- I never got to Brad Free's column in the Form entitled When tote board talks, pay attention before I went away, and wanted to get back to it for a moment.
Of all the things I learned in my formative handicapping years, few were more important than the night I finally came to understand the importance of watching the board. Prior to that, I would stubbornly insist that the horses can't read the board, so what difference did it make. My young mind just didn't grasp the concept that there could be a connection between the two. Then one night at Roosevelt Raceway, I was with one of the two friends that taught me virtually everything I know about this stuff, who I'll refer to as Jake (one of the people who are not as fortunate as those of us that are able to limit our gambling to our disposable income [a phrase that takes on its own special meaning when applied to betting on horses], and is sadly no longer able to participate).
We were doping (perhaps another one of those phrases) out a race and there were only a few minutes to go, when he suddenly and matter-of-factly goes, "The 7 is a lock, he's gonna win by 10 lengths," and heads to the windows. We hadn't discussed this horse at all, and I looked at his middling form in the program and was completely baffled. "What are you talking about?" I remember thinking he was nuts. Jake proceeded to point out that given that lousy form, plus the fact he was moving out to the 7 hole, the horse should be 50-1; I looked at the board, and in fact, he was more like 5-1.
I didn't bet him, and the horse went wire to wire and won by open lengths, and in about 2 minutes and 2 seconds or so, I saw the light, and have always recalled that lesson. As Free wrote,
It is downright stubborn to ignore unusual betting action without considering the possibility the action is meaningful. When a horse's odds are out of whack, bettors should ask why. Backing a high-odds horse is acceptable, even recommended, as long as one understands the reasons the horse is being ignored by others.But Free ridicules the idea of staring at the board every race looking to "smart money" to tell you who to bet, and as Jessica over at Railbird queried in her post on this column last week: "..what I'm wondering about, and what Free doesn't really address, is how do bettors determine if the action is meaningful"
Similarly, when a horse's attributes are not clear, a bettor should recognize lopsided action. [Daily Racing Form]
I've been wondering about that a lot lately given the fact that such a small percentage of monies wagered on races now are bet at the track. For example, at Aqueduct on Sunday, 3,730 fans (ouch!!) wagered $758,000 on track, but nearly $7 million was bet from OTBs, other tracks, rebate shops, etc., So when I'm watching the board now, I'm thinking, well, where is this money coming from? Do people betting from Prairie Meadows or from the OTB in Schenectady know anything I don't? Is it just money coming from some rebate shop where a guy is tapped into the pools and doing some kind of computerized program bet? If there was some "smart" money being bet on track, isn't it dwarfed by all the money swarming in from other locales?
One method I've always used to identify horses that are "live" on the board and seems to still be effective, is something I read in a Tom Ainslie book decades ago: Watching the show pools in relation to the win odds.
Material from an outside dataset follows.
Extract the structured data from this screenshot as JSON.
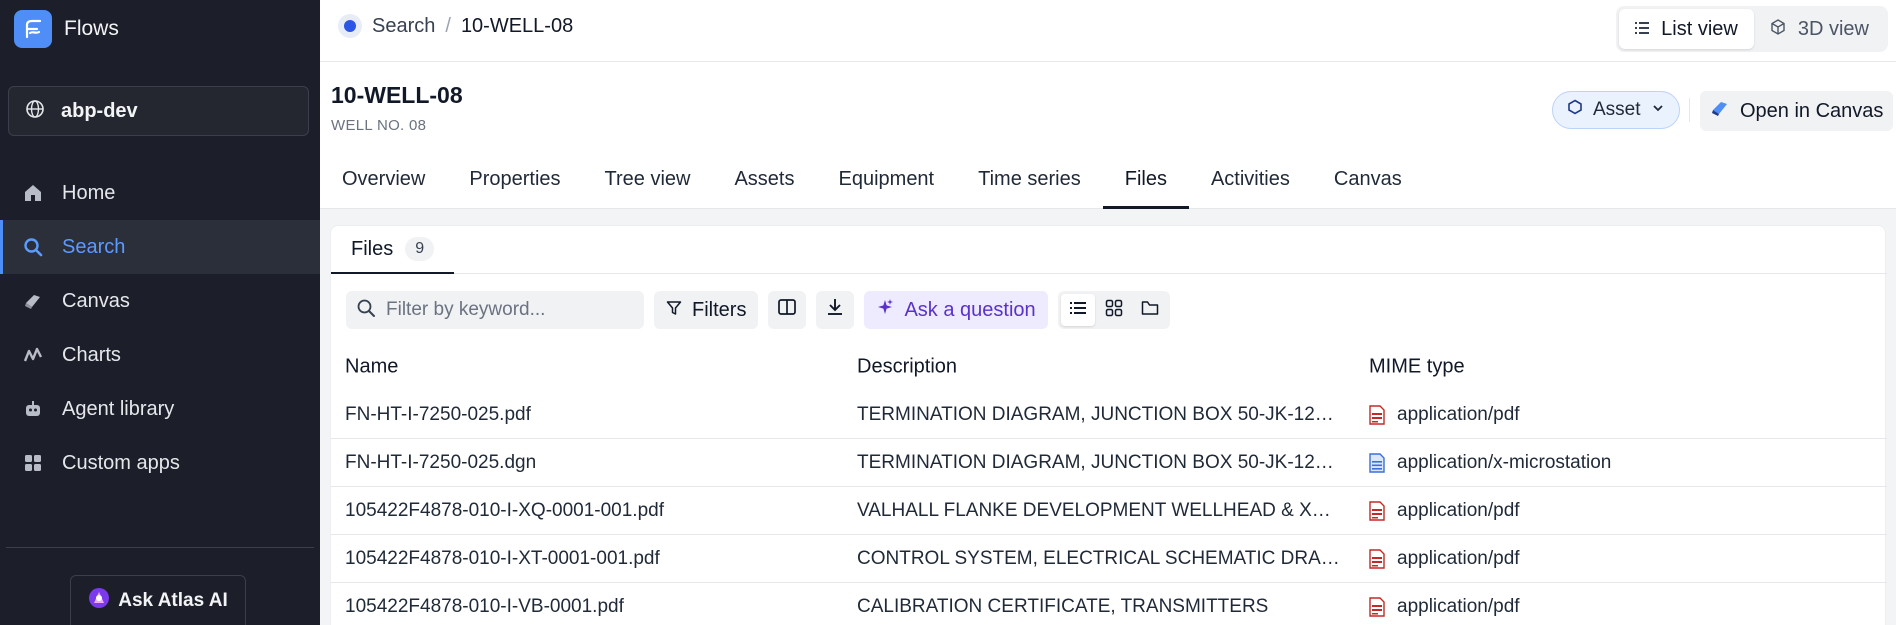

Ainslie wrote that the public bets horses in the win/place/show pools consistently, so that if a horse has, say, 10% of the win money, he should have roughly that much of the show pool. But sometimes you will see a horse getting bet "on the nose," that is, he may be 4-1 to win, but in the show pool he has the same amount of money wagered as other horses in the field that are, say, 10- or 12-1. I watch this with more than just a few minutes until post, because sometimes you'll see the discrepancies corrected in the final minutes by people looking for value.
Over the years, I don't think I've known a more consistent way of picking out live horses. It's something I see only once in a while, less than in the past, often not once during a particular day, but I think it's always worth noting, especially in maiden races. Of course you have to consider other factors - it helps to know the trainer and his betting habits; or if I see a horse that always seems to get bet, then I disregard the tote action and actually those can sometimes be nice underlays to leave out. When I look at results for a day I didn't play and see a payoff like $10.20 $5.40 $5.00, without a big favorite running out, I figure I probably missed one I very well could have had.